** Task **
An exact copy of the records is required, minus the pictures they hold.

(Dataset records)
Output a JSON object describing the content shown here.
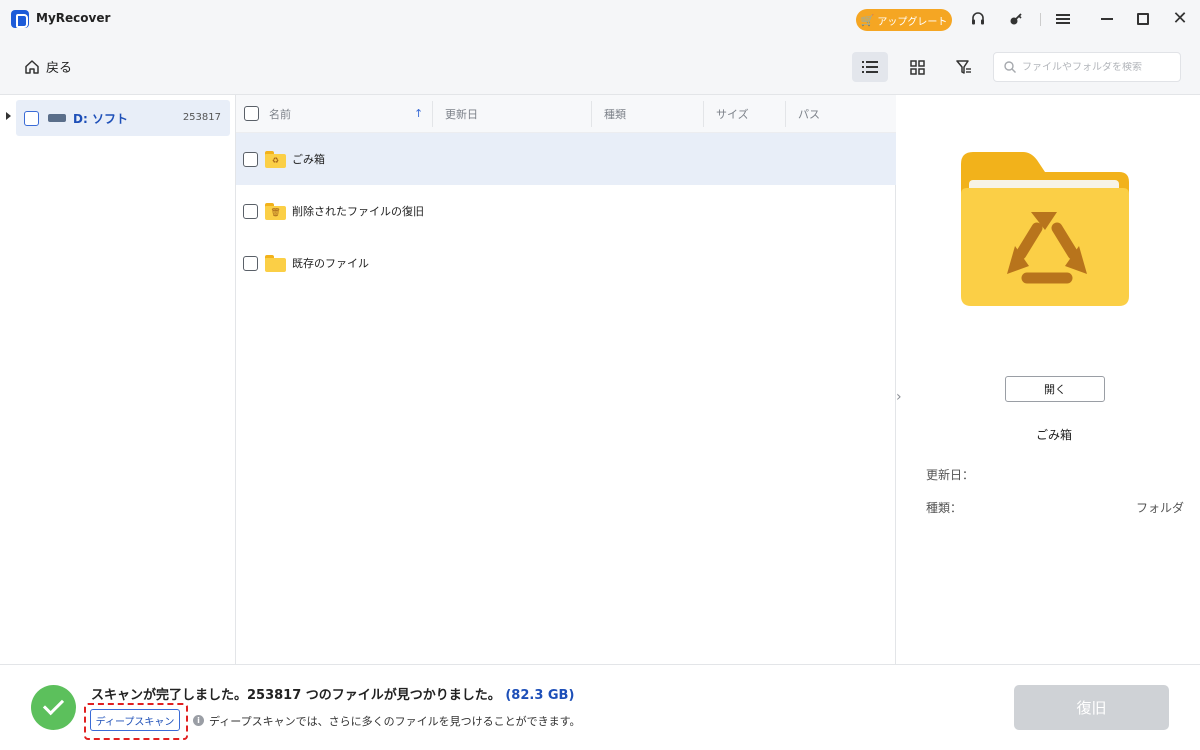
{
  "app": {
    "title": "MyRecover"
  },
  "titlebar": {
    "upgrade_label": "アップグレート",
    "icons": [
      "headset-icon",
      "key-icon",
      "menu-icon",
      "minimize-icon",
      "maximize-icon",
      "close-icon"
    ]
  },
  "toolbar": {
    "back_label": "戻る",
    "search_placeholder": "ファイルやフォルダを検索",
    "active_view": "list"
  },
  "tree": {
    "drive_label": "D: ソフト",
    "drive_count": "253817"
  },
  "columns": [
    "名前",
    "更新日",
    "種類",
    "サイズ",
    "パス"
  ],
  "rows": [
    {
      "label": "ごみ箱",
      "icon": "recycle-folder-icon"
    },
    {
      "label": "削除されたファイルの復旧",
      "icon": "trash-folder-icon"
    },
    {
      "label": "既存のファイル",
      "icon": "folder-icon"
    }
  ],
  "preview": {
    "open_label": "開く",
    "name": "ごみ箱",
    "modified_label": "更新日：",
    "modified_value": "",
    "type_label": "種類：",
    "type_value": "フォルダ"
  },
  "status": {
    "message": "スキャンが完了しました。253817 つのファイルが見つかりました。",
    "size": "(82.3 GB)",
    "deep_scan_label": "ディープスキャン",
    "deep_scan_hint": "ディープスキャンでは、さらに多くのファイルを見つけることができます。",
    "recover_label": "復旧"
  },
  "colors": {
    "accent": "#1d5bd8",
    "upgrade": "#f5a623",
    "success": "#5cc05c",
    "highlight": "#e02020",
    "selected_row": "#e8eef8",
    "folder": "#fbcf46"
  }
}
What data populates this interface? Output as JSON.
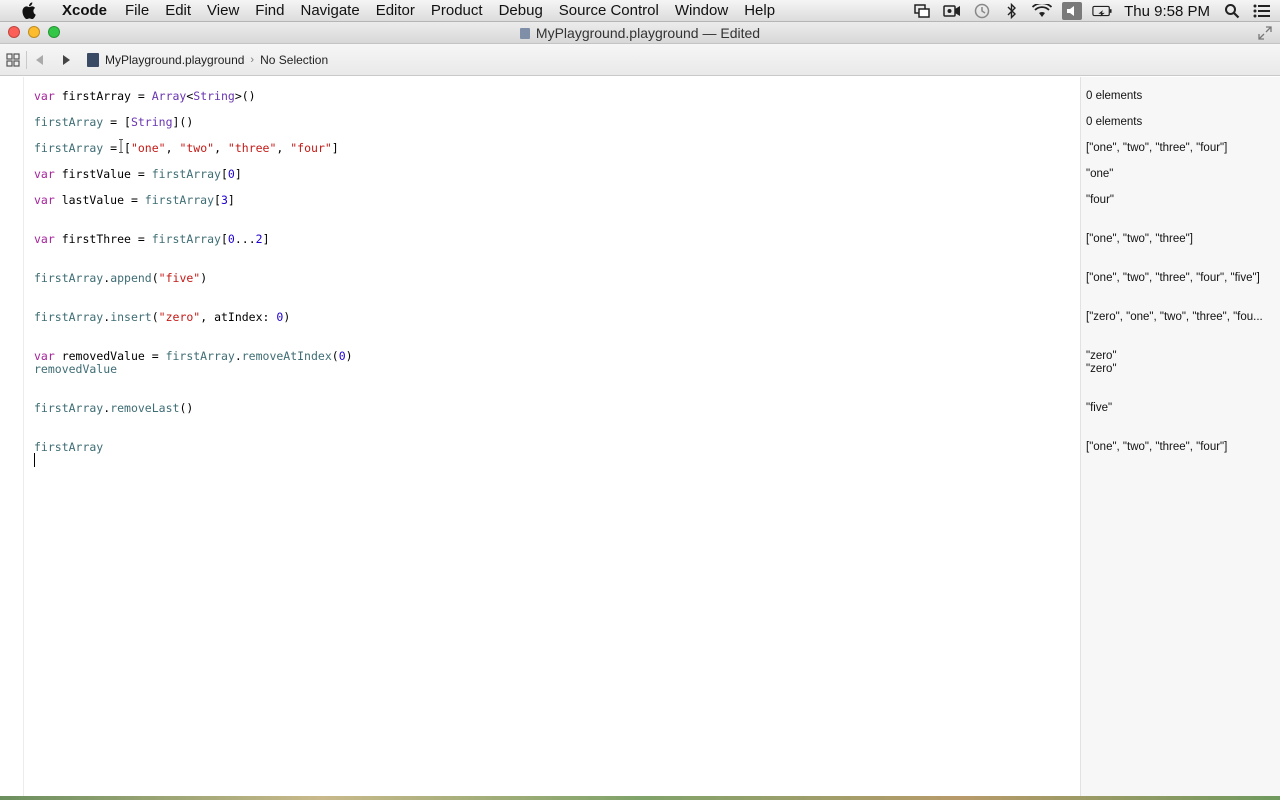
{
  "menubar": {
    "app_name": "Xcode",
    "items": [
      "File",
      "Edit",
      "View",
      "Find",
      "Navigate",
      "Editor",
      "Product",
      "Debug",
      "Source Control",
      "Window",
      "Help"
    ],
    "clock": "Thu 9:58 PM",
    "status_icons": [
      "screen-sharing-icon",
      "camera-icon",
      "time-machine-icon",
      "bluetooth-icon",
      "wifi-icon",
      "volume-icon",
      "battery-icon",
      "spotlight-icon",
      "notification-center-icon"
    ]
  },
  "window": {
    "title": "MyPlayground.playground — Edited"
  },
  "jumpbar": {
    "file": "MyPlayground.playground",
    "selection": "No Selection"
  },
  "code": {
    "l1": {
      "kw": "var",
      "name": " firstArray = ",
      "type1": "Array",
      "lt": "<",
      "type2": "String",
      "rest": ">()"
    },
    "l2": {
      "id": "firstArray",
      "mid": " = [",
      "type": "String",
      "rest": "]()"
    },
    "l3": {
      "id": "firstArray",
      "mid": " = [",
      "s1": "\"one\"",
      "c1": ", ",
      "s2": "\"two\"",
      "c2": ", ",
      "s3": "\"three\"",
      "c3": ", ",
      "s4": "\"four\"",
      "end": "]"
    },
    "l4": {
      "kw": "var",
      "name": " firstValue = ",
      "id": "firstArray",
      "open": "[",
      "n": "0",
      "close": "]"
    },
    "l5": {
      "kw": "var",
      "name": " lastValue = ",
      "id": "firstArray",
      "open": "[",
      "n": "3",
      "close": "]"
    },
    "l6": {
      "kw": "var",
      "name": " firstThree = ",
      "id": "firstArray",
      "open": "[",
      "n1": "0",
      "dots": "...",
      "n2": "2",
      "close": "]"
    },
    "l7": {
      "id": "firstArray",
      "dot": ".",
      "fn": "append",
      "open": "(",
      "s": "\"five\"",
      "close": ")"
    },
    "l8": {
      "id": "firstArray",
      "dot": ".",
      "fn": "insert",
      "open": "(",
      "s": "\"zero\"",
      "mid": ", atIndex: ",
      "n": "0",
      "close": ")"
    },
    "l9": {
      "kw": "var",
      "name": " removedValue = ",
      "id": "firstArray",
      "dot": ".",
      "fn": "removeAtIndex",
      "open": "(",
      "n": "0",
      "close": ")"
    },
    "l10": {
      "id": "removedValue"
    },
    "l11": {
      "id": "firstArray",
      "dot": ".",
      "fn": "removeLast",
      "rest": "()"
    },
    "l12": {
      "id": "firstArray"
    }
  },
  "results": {
    "r1": "0 elements",
    "r2": "0 elements",
    "r3": "[\"one\", \"two\", \"three\", \"four\"]",
    "r4": "\"one\"",
    "r5": "\"four\"",
    "r6": "[\"one\", \"two\", \"three\"]",
    "r7": "[\"one\", \"two\", \"three\", \"four\", \"five\"]",
    "r8": "[\"zero\", \"one\", \"two\", \"three\", \"fou...",
    "r9": "\"zero\"",
    "r10": "\"zero\"",
    "r11": "\"five\"",
    "r12": "[\"one\", \"two\", \"three\", \"four\"]"
  }
}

** Exercise answer **
Output a JSON object describing the content shown here.
{
  "app": {
    "title": "MyRecover"
  },
  "titlebar": {
    "upgrade_label": "アップグレート",
    "icons": [
      "headset-icon",
      "key-icon",
      "menu-icon",
      "minimize-icon",
      "maximize-icon",
      "close-icon"
    ]
  },
  "toolbar": {
    "back_label": "戻る",
    "search_placeholder": "ファイルやフォルダを検索",
    "active_view": "list"
  },
  "tree": {
    "drive_label": "D: ソフト",
    "drive_count": "253817"
  },
  "columns": [
    "名前",
    "更新日",
    "種類",
    "サイズ",
    "パス"
  ],
  "rows": [
    {
      "label": "ごみ箱",
      "icon": "recycle-folder-icon"
    },
    {
      "label": "削除されたファイルの復旧",
      "icon": "trash-folder-icon"
    },
    {
      "label": "既存のファイル",
      "icon": "folder-icon"
    }
  ],
  "preview": {
    "open_label": "開く",
    "name": "ごみ箱",
    "modified_label": "更新日：",
    "modified_value": "",
    "type_label": "種類：",
    "type_value": "フォルダ"
  },
  "status": {
    "message": "スキャンが完了しました。253817 つのファイルが見つかりました。",
    "size": "(82.3 GB)",
    "deep_scan_label": "ディープスキャン",
    "deep_scan_hint": "ディープスキャンでは、さらに多くのファイルを見つけることができます。",
    "recover_label": "復旧"
  },
  "colors": {
    "accent": "#1d5bd8",
    "upgrade": "#f5a623",
    "success": "#5cc05c",
    "highlight": "#e02020",
    "selected_row": "#e8eef8",
    "folder": "#fbcf46"
  }
}
What data populates this interface? Output as JSON.
{
  "menubar": {
    "app_name": "Xcode",
    "items": [
      "File",
      "Edit",
      "View",
      "Find",
      "Navigate",
      "Editor",
      "Product",
      "Debug",
      "Source Control",
      "Window",
      "Help"
    ],
    "clock": "Thu 9:58 PM",
    "status_icons": [
      "screen-sharing-icon",
      "camera-icon",
      "time-machine-icon",
      "bluetooth-icon",
      "wifi-icon",
      "volume-icon",
      "battery-icon",
      "spotlight-icon",
      "notification-center-icon"
    ]
  },
  "window": {
    "title": "MyPlayground.playground — Edited"
  },
  "jumpbar": {
    "file": "MyPlayground.playground",
    "selection": "No Selection"
  },
  "code": {
    "l1": {
      "kw": "var",
      "name": " firstArray = ",
      "type1": "Array",
      "lt": "<",
      "type2": "String",
      "rest": ">()"
    },
    "l2": {
      "id": "firstArray",
      "mid": " = [",
      "type": "String",
      "rest": "]()"
    },
    "l3": {
      "id": "firstArray",
      "mid": " = [",
      "s1": "\"one\"",
      "c1": ", ",
      "s2": "\"two\"",
      "c2": ", ",
      "s3": "\"three\"",
      "c3": ", ",
      "s4": "\"four\"",
      "end": "]"
    },
    "l4": {
      "kw": "var",
      "name": " firstValue = ",
      "id": "firstArray",
      "open": "[",
      "n": "0",
      "close": "]"
    },
    "l5": {
      "kw": "var",
      "name": " lastValue = ",
      "id": "firstArray",
      "open": "[",
      "n": "3",
      "close": "]"
    },
    "l6": {
      "kw": "var",
      "name": " firstThree = ",
      "id": "firstArray",
      "open": "[",
      "n1": "0",
      "dots": "...",
      "n2": "2",
      "close": "]"
    },
    "l7": {
      "id": "firstArray",
      "dot": ".",
      "fn": "append",
      "open": "(",
      "s": "\"five\"",
      "close": ")"
    },
    "l8": {
      "id": "firstArray",
      "dot": ".",
      "fn": "insert",
      "open": "(",
      "s": "\"zero\"",
      "mid": ", atIndex: ",
      "n": "0",
      "close": ")"
    },
    "l9": {
      "kw": "var",
      "name": " removedValue = ",
      "id": "firstArray",
      "dot": ".",
      "fn": "removeAtIndex",
      "open": "(",
      "n": "0",
      "close": ")"
    },
    "l10": {
      "id": "removedValue"
    },
    "l11": {
      "id": "firstArray",
      "dot": ".",
      "fn": "removeLast",
      "rest": "()"
    },
    "l12": {
      "id": "firstArray"
    }
  },
  "results": {
    "r1": "0 elements",
    "r2": "0 elements",
    "r3": "[\"one\", \"two\", \"three\", \"four\"]",
    "r4": "\"one\"",
    "r5": "\"four\"",
    "r6": "[\"one\", \"two\", \"three\"]",
    "r7": "[\"one\", \"two\", \"three\", \"four\", \"five\"]",
    "r8": "[\"zero\", \"one\", \"two\", \"three\", \"fou...",
    "r9": "\"zero\"",
    "r10": "\"zero\"",
    "r11": "\"five\"",
    "r12": "[\"one\", \"two\", \"three\", \"four\"]"
  }
}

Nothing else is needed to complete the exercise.